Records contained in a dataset
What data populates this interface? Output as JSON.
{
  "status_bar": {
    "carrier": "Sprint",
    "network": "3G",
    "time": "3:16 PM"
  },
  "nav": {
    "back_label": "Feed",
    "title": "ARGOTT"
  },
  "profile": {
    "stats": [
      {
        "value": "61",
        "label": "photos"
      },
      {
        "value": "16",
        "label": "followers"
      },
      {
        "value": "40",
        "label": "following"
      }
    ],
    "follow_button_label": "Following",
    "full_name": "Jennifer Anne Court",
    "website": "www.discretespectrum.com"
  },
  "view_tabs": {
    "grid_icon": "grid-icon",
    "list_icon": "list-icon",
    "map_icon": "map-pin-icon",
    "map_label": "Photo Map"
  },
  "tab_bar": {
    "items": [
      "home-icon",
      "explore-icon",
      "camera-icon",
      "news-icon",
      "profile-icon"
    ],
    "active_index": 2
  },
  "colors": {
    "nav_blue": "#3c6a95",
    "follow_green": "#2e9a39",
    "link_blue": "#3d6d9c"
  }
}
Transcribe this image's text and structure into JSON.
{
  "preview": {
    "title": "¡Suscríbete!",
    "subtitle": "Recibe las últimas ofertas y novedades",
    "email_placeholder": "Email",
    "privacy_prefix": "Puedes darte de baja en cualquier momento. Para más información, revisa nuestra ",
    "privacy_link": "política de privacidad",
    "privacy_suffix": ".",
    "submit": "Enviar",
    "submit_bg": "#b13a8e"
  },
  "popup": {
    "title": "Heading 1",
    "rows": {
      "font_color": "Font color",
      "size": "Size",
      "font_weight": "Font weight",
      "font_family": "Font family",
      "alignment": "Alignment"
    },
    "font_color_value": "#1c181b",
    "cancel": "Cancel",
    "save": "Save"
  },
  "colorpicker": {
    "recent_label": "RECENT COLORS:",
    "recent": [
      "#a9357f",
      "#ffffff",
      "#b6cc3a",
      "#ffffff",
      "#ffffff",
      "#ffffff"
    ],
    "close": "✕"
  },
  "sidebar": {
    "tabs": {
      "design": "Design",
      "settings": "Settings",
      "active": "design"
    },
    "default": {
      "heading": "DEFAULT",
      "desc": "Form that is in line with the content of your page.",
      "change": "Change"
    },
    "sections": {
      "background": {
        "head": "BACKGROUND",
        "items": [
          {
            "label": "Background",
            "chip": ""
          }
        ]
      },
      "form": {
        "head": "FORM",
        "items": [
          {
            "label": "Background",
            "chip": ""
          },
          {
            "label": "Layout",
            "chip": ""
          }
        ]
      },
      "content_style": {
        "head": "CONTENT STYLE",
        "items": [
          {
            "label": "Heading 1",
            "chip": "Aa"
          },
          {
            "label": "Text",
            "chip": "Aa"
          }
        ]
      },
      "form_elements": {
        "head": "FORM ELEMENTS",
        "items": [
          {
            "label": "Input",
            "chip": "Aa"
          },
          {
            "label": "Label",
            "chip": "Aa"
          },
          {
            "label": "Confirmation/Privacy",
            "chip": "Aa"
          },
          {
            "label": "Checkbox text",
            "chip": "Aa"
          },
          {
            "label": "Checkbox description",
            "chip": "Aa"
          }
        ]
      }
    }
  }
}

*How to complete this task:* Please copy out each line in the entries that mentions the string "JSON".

*Expected answer:*
What data populates this interface? Output as JSON.
Transcribe this image's text and structure into JSON.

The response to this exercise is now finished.